Students appreciate the challenge, she says.
“Our students say it’s one of the best experiences during dental school, it’s valuable for their training and treating these patients is very worthwhile,” says Tobey, adding that prospective dental students often talk about ACTS as a reason they are interested in attending the CU School of Dental Medicine.
Tobey, a 1992 CU School of Dental Medicine graduate, was a student in the program and also a preceptor for more than 20 years.
“It’s always been our goal to expose students to community health centers and diverse populations,” she says. “Our students realize they really are making a difference in those patients’ lives and they might be drawn to working in community health practice as a career. We want to make sure they’re exposed to all options so they can make choices that are meaningful for them.”
From student to teacher
Petros Yoon, DDS, Dental Director at the Salud Family Health Centers Sterling clinic, graduated from the CU School of Dental Medicine in 2015. He now shares his knowledge and experience as a preceptor.
“As an ACTS preceptor, I want to guide the students and help advance their clinical skills and give them practical, real-world experience,” Yoon says. Each student assigned to the Salud Sterling clinic works with Yoon for four weeks, with a two-week break in between so they can go back to the dental school to care for their patients there and meet other school requirements.
Sterling is a small town in comparison to Denver; it has a population of about 14,000 people. It’s a hub for area residents to come for medical and dental services.

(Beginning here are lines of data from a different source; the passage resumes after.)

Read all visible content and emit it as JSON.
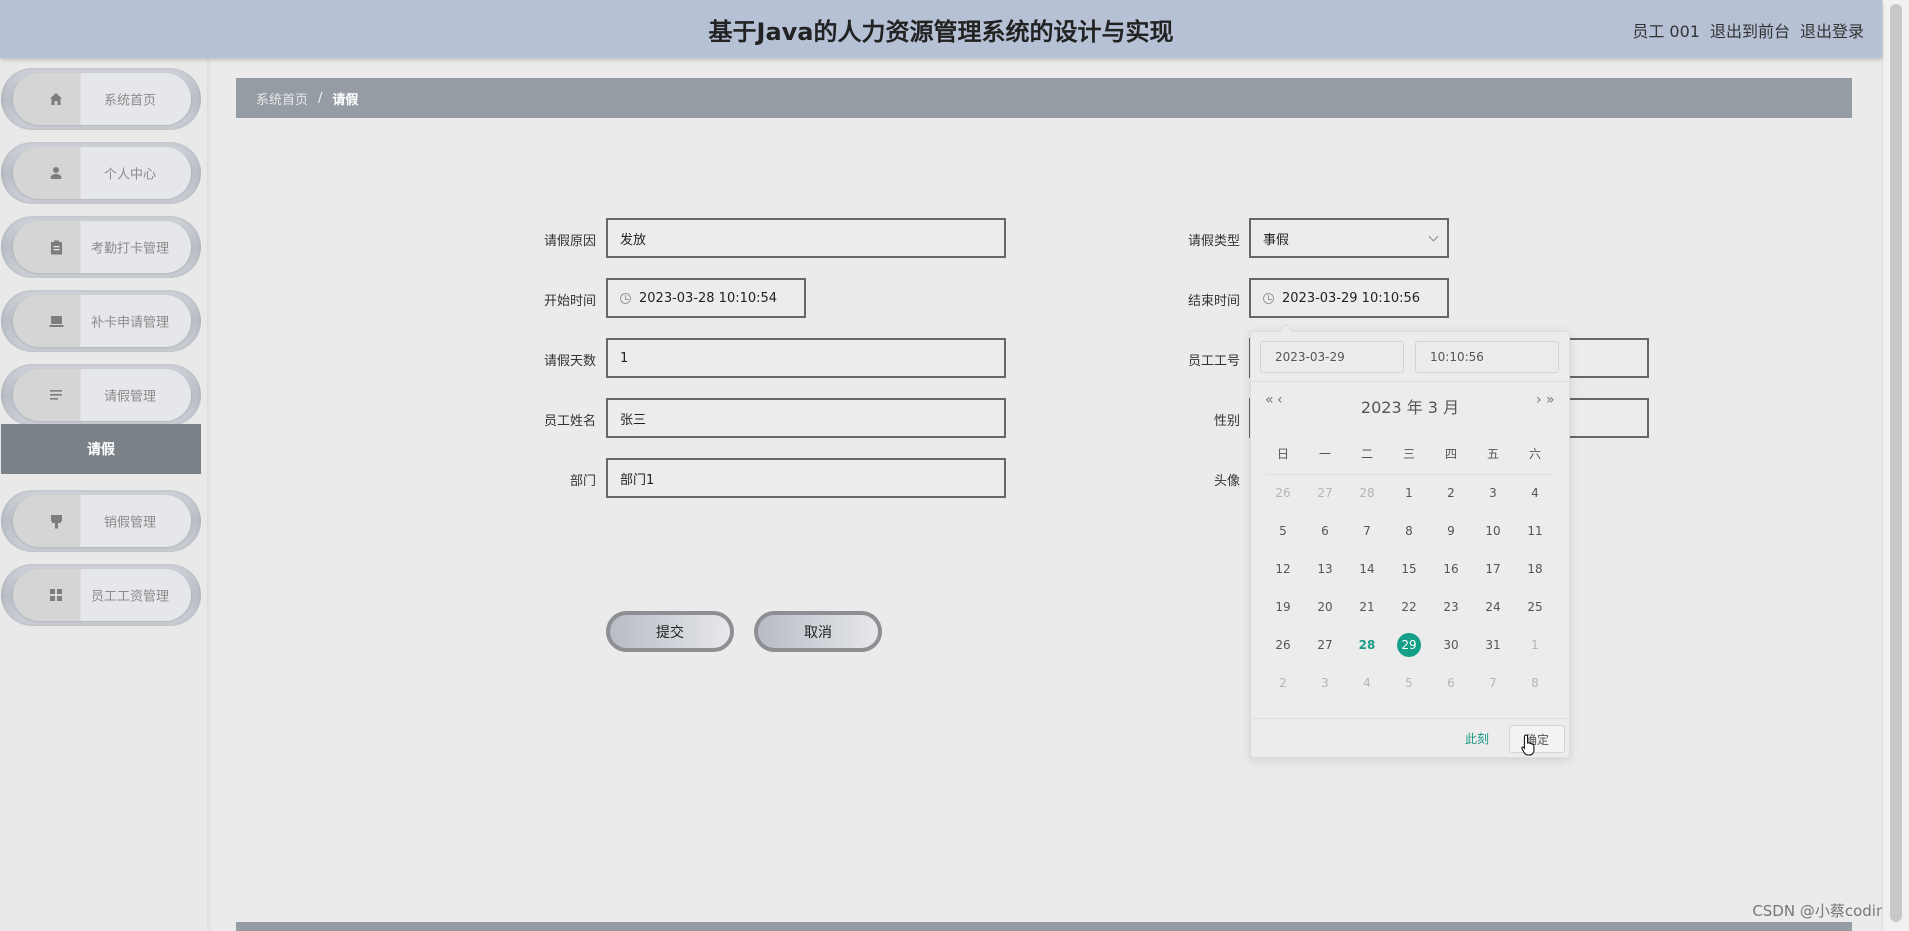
{
  "header": {
    "title": "基于Java的人力资源管理系统的设计与实现",
    "user": "员工 001",
    "back_to_front": "退出到前台",
    "logout": "退出登录"
  },
  "sidebar": {
    "items": [
      {
        "label": "系统首页",
        "icon": "home-icon"
      },
      {
        "label": "个人中心",
        "icon": "person-icon"
      },
      {
        "label": "考勤打卡管理",
        "icon": "clipboard-icon"
      },
      {
        "label": "补卡申请管理",
        "icon": "laptop-icon"
      },
      {
        "label": "请假管理",
        "icon": "list-icon"
      },
      {
        "label": "销假管理",
        "icon": "brush-icon"
      },
      {
        "label": "员工工资管理",
        "icon": "grid-icon"
      }
    ],
    "active_submenu": "请假"
  },
  "breadcrumb": {
    "home": "系统首页",
    "separator": "/",
    "current": "请假"
  },
  "form": {
    "reason_label": "请假原因",
    "reason_value": "发放",
    "type_label": "请假类型",
    "type_value": "事假",
    "start_label": "开始时间",
    "start_value": "2023-03-28 10:10:54",
    "end_label": "结束时间",
    "end_value": "2023-03-29 10:10:56",
    "days_label": "请假天数",
    "days_value": "1",
    "emp_id_label": "员工工号",
    "name_label": "员工姓名",
    "name_value": "张三",
    "gender_label": "性别",
    "dept_label": "部门",
    "dept_value": "部门1",
    "avatar_label": "头像",
    "submit_label": "提交",
    "cancel_label": "取消"
  },
  "picker": {
    "date_value": "2023-03-29",
    "time_value": "10:10:56",
    "prev_year": "«",
    "prev_month": "‹",
    "next_month": "›",
    "next_year": "»",
    "month_title": "2023 年  3 月",
    "weekdays": [
      "日",
      "一",
      "二",
      "三",
      "四",
      "五",
      "六"
    ],
    "weeks": [
      [
        "26",
        "27",
        "28",
        "1",
        "2",
        "3",
        "4"
      ],
      [
        "5",
        "6",
        "7",
        "8",
        "9",
        "10",
        "11"
      ],
      [
        "12",
        "13",
        "14",
        "15",
        "16",
        "17",
        "18"
      ],
      [
        "19",
        "20",
        "21",
        "22",
        "23",
        "24",
        "25"
      ],
      [
        "26",
        "27",
        "28",
        "29",
        "30",
        "31",
        "1"
      ],
      [
        "2",
        "3",
        "4",
        "5",
        "6",
        "7",
        "8"
      ]
    ],
    "today": "28",
    "selected": "29",
    "accent_color": "#14a088",
    "now_label": "此刻",
    "ok_label": "确定"
  },
  "watermark": "CSDN @小蔡coding"
}
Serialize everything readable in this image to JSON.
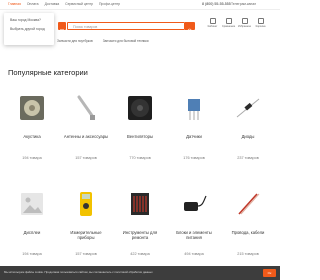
{
  "topbar": {
    "nav": [
      "Главная",
      "Оплата",
      "Доставка",
      "Сервисный центр",
      "Профи-центр"
    ],
    "phone": "8 (800) 55-55-555",
    "telegram": "Телеграм-канал"
  },
  "location_popup": {
    "question": "Ваш город Москва?",
    "select_label": "Выбрать другой город"
  },
  "search": {
    "placeholder": "Поиск товаров"
  },
  "header_icons": [
    {
      "label": "Кабинет",
      "icon": "user-icon"
    },
    {
      "label": "Сравнение",
      "icon": "compare-icon"
    },
    {
      "label": "Избранное",
      "icon": "heart-icon"
    },
    {
      "label": "Корзина",
      "icon": "cart-icon"
    }
  ],
  "subnav": [
    "Запчасти для ноутбуков",
    "Запчасти для бытовой техники"
  ],
  "section_title": "Популярные категории",
  "categories": [
    {
      "name": "Акустика",
      "count": "194 товара"
    },
    {
      "name": "Антенны и аксессуары",
      "count": "157 товаров"
    },
    {
      "name": "Вентиляторы",
      "count": "770 товаров"
    },
    {
      "name": "Датчики",
      "count": "176 товаров"
    },
    {
      "name": "Диоды",
      "count": "237 товаров"
    },
    {
      "name": "Дисплеи",
      "count": "194 товара"
    },
    {
      "name": "Измерительные приборы",
      "count": "157 товаров"
    },
    {
      "name": "Инструменты для ремонта",
      "count": "422 товара"
    },
    {
      "name": "Блоки и элементы питания",
      "count": "494 товара"
    },
    {
      "name": "Провода, кабели",
      "count": "215 товаров"
    }
  ],
  "cookie": {
    "text": "Мы используем файлы cookie. Продолжая пользоваться сайтом, вы соглашаетесь с политикой обработки данных.",
    "button": "Ок"
  },
  "colors": {
    "accent": "#f05a1a",
    "cookie_bg": "#3d3d3d"
  }
}
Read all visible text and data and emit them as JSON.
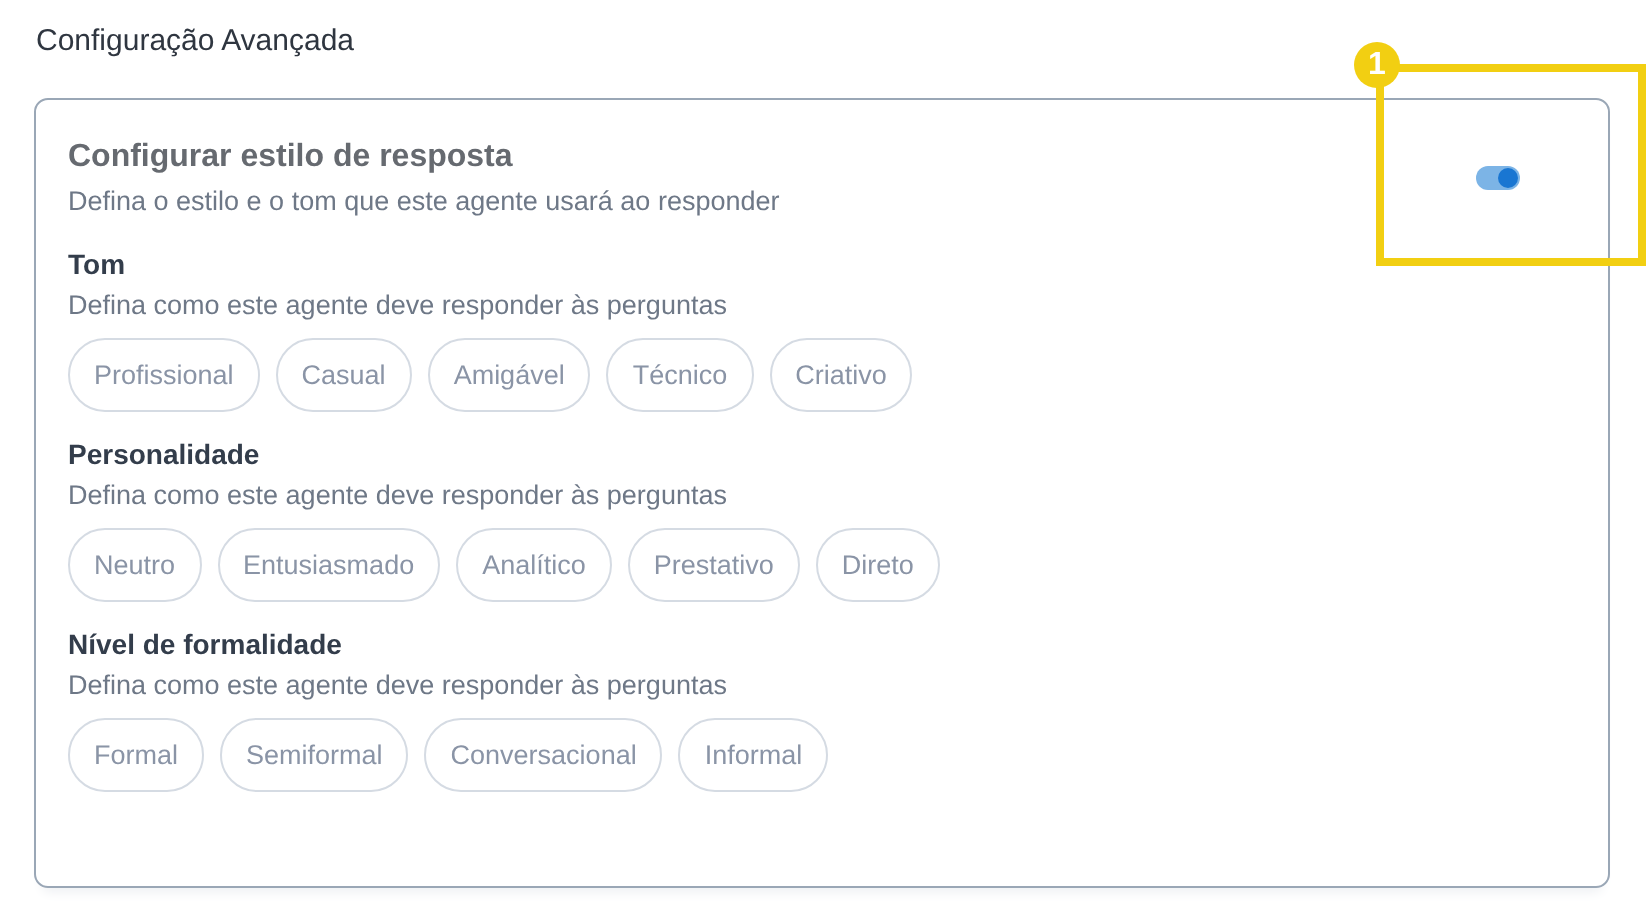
{
  "page_title": "Configuração Avançada",
  "card": {
    "title": "Configurar estilo de resposta",
    "description": "Defina o estilo e o tom que este agente usará ao responder",
    "toggle": {
      "on": true
    },
    "groups": [
      {
        "label": "Tom",
        "description": "Defina como este agente deve responder às perguntas",
        "options": [
          {
            "label": "Profissional",
            "selected": false
          },
          {
            "label": "Casual",
            "selected": false
          },
          {
            "label": "Amigável",
            "selected": false
          },
          {
            "label": "Técnico",
            "selected": false
          },
          {
            "label": "Criativo",
            "selected": false
          }
        ]
      },
      {
        "label": "Personalidade",
        "description": "Defina como este agente deve responder às perguntas",
        "options": [
          {
            "label": "Neutro",
            "selected": false
          },
          {
            "label": "Entusiasmado",
            "selected": false
          },
          {
            "label": "Analítico",
            "selected": false
          },
          {
            "label": "Prestativo",
            "selected": false
          },
          {
            "label": "Direto",
            "selected": false
          }
        ]
      },
      {
        "label": "Nível de formalidade",
        "description": "Defina como este agente deve responder às perguntas",
        "options": [
          {
            "label": "Formal",
            "selected": false
          },
          {
            "label": "Semiformal",
            "selected": false
          },
          {
            "label": "Conversacional",
            "selected": false
          },
          {
            "label": "Informal",
            "selected": false
          }
        ]
      }
    ]
  },
  "callout": {
    "number": "1"
  }
}
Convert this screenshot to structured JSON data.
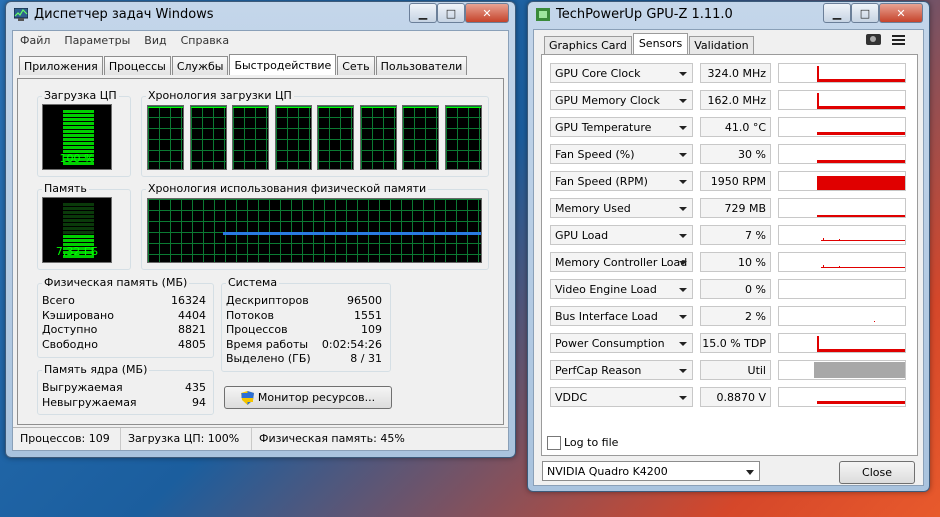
{
  "taskmgr": {
    "title": "Диспетчер задач Windows",
    "menu": [
      "Файл",
      "Параметры",
      "Вид",
      "Справка"
    ],
    "tabs": [
      "Приложения",
      "Процессы",
      "Службы",
      "Быстродействие",
      "Сеть",
      "Пользователи"
    ],
    "active_tab": 3,
    "cpu_group": "Загрузка ЦП",
    "cpu_value": "100 %",
    "cpu_fraction": 1.0,
    "cpu_history_group": "Хронология загрузки ЦП",
    "cpu_core_count": 8,
    "mem_group": "Память",
    "mem_value": "7,32 ГБ",
    "mem_fraction": 0.45,
    "mem_history_group": "Хронология использования физической памяти",
    "phys_mem": {
      "label": "Физическая память (МБ)",
      "rows": [
        [
          "Всего",
          "16324"
        ],
        [
          "Кэшировано",
          "4404"
        ],
        [
          "Доступно",
          "8821"
        ],
        [
          "Свободно",
          "4805"
        ]
      ]
    },
    "kernel_mem": {
      "label": "Память ядра (МБ)",
      "rows": [
        [
          "Выгружаемая",
          "435"
        ],
        [
          "Невыгружаемая",
          "94"
        ]
      ]
    },
    "system": {
      "label": "Система",
      "rows": [
        [
          "Дескрипторов",
          "96500"
        ],
        [
          "Потоков",
          "1551"
        ],
        [
          "Процессов",
          "109"
        ],
        [
          "Время работы",
          "0:02:54:26"
        ],
        [
          "Выделено (ГБ)",
          "8 / 31"
        ]
      ]
    },
    "resource_button": "Монитор ресурсов...",
    "status": [
      "Процессов: 109",
      "Загрузка ЦП: 100%",
      "Физическая память: 45%"
    ]
  },
  "gpuz": {
    "title": "TechPowerUp GPU-Z 1.11.0",
    "tabs": [
      "Graphics Card",
      "Sensors",
      "Validation"
    ],
    "active_tab": 1,
    "sensors": [
      {
        "name": "GPU Core Clock",
        "value": "324.0 MHz",
        "level": 0.25,
        "kind": "spike"
      },
      {
        "name": "GPU Memory Clock",
        "value": "162.0 MHz",
        "level": 0.2,
        "kind": "spike"
      },
      {
        "name": "GPU Temperature",
        "value": "41.0 °C",
        "level": 0.2,
        "kind": "line"
      },
      {
        "name": "Fan Speed (%)",
        "value": "30 %",
        "level": 0.15,
        "kind": "line"
      },
      {
        "name": "Fan Speed (RPM)",
        "value": "1950 RPM",
        "level": 0.8,
        "kind": "fill"
      },
      {
        "name": "Memory Used",
        "value": "729 MB",
        "level": 0.1,
        "kind": "line"
      },
      {
        "name": "GPU Load",
        "value": "7 %",
        "level": 0.07,
        "kind": "sparse"
      },
      {
        "name": "Memory Controller Load",
        "value": "10 %",
        "level": 0.1,
        "kind": "sparse"
      },
      {
        "name": "Video Engine Load",
        "value": "0 %",
        "level": 0.0,
        "kind": "none"
      },
      {
        "name": "Bus Interface Load",
        "value": "2 %",
        "level": 0.02,
        "kind": "dot"
      },
      {
        "name": "Power Consumption",
        "value": "15.0 % TDP",
        "level": 0.15,
        "kind": "spike"
      },
      {
        "name": "PerfCap Reason",
        "value": "Util",
        "level": 0.9,
        "kind": "grey"
      },
      {
        "name": "VDDC",
        "value": "0.8870 V",
        "level": 0.25,
        "kind": "line"
      }
    ],
    "log_label": "Log to file",
    "gpu_select": "NVIDIA Quadro K4200",
    "close_label": "Close",
    "colors": {
      "graph": "#e00000",
      "perfcap": "#a8a8a8"
    }
  }
}
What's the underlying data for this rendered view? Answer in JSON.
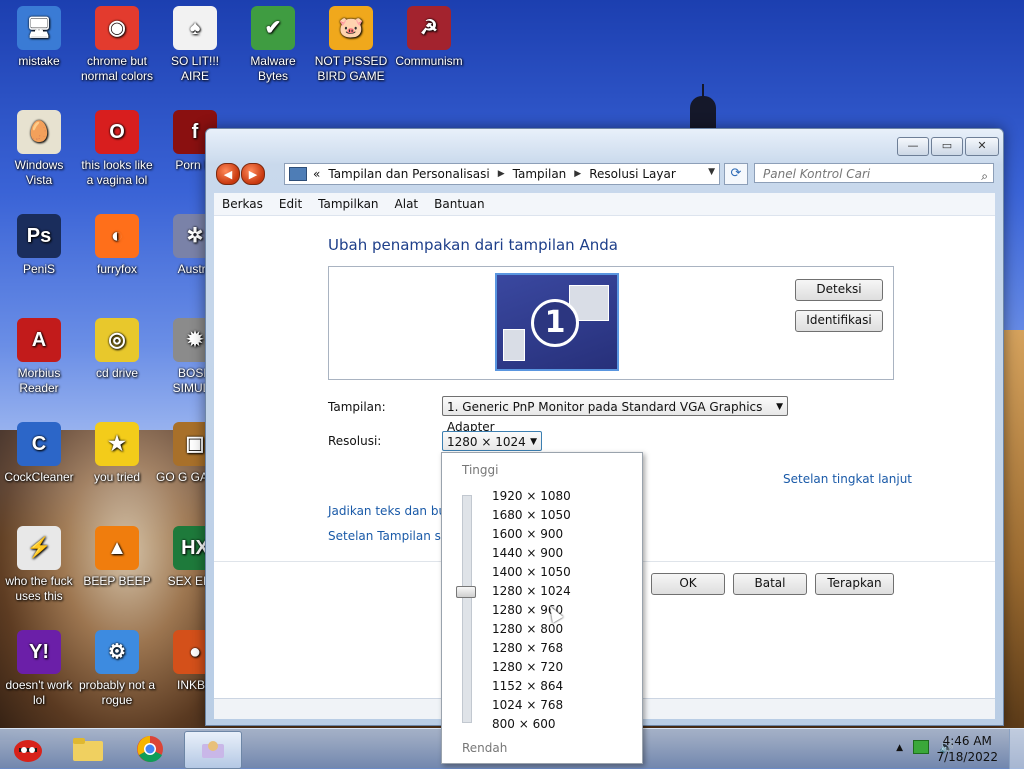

Some patients drive 60 miles for their appointments.
“We have large families who come to our clinic and we make every effort to see the whole family if we can,” he says. “Sterling is a very tight-knit community and we are proud to serve and be a part of their families.”
Empathic skills are also important for students, who need to learn how to communicate with diverse patient populations, from children to seniors. Time management while providing quality of care is also a critical skill for students to learn. In the dental school setting, because of other variables such as classes, a student may only see two patients a day, one in the morning and one in the afternoon.
In the Sterling clinic, students may see four to five patients a day. Yoon oversees the students’ work, but gives them the opportunity to practice general dentistry, including exams, fillings, oral surgery and more.
“Here, we help them learn how to think critically on the spot, supported by evidence-based research and their clinical training,” Yoon says. “These are skills you really can’t practice unless you’re in a real-life situation.”
For Yoon, providing support to students comes naturally. As a CU dental student, he rotated through the Salud Fort Lupton clinic and understands the importance of the ACTS program. Even if dental students want to take another path – orthodontics, for example – the experience they get in a community health center will be rewarding.
Many opportunities to practice in community
“Petros is the best – he was a fourth year when I was a first year and would help me even then,” Iritani says. “One of the big reasons I wanted to go to Sterling as a rotation was because of him.”
Iritani also has worked in the dental clinic at Denver Health’s Westside Family Health Center and will be assigned to the Worthmore Dental Clinic in Aurora, caring for refugees. He’ll have two more affiliations in the spring.
Iritani is applying for CU’s Graduate Orthodontics Program and hopes to join his dad’s practice. His dad, Mark Iritani, is a 1985 graduate of the CU School of Dental Medicine and also practiced in an underserved part of Colorado as a young dentist.
“ACTS is valuable because it exposes you to what it would be like to work in both public health and private practice,” Matthew Iritani says. “I think the opportunity to see patients in different situations has been beneficial – especially since I went into dentistry because I want to help people.”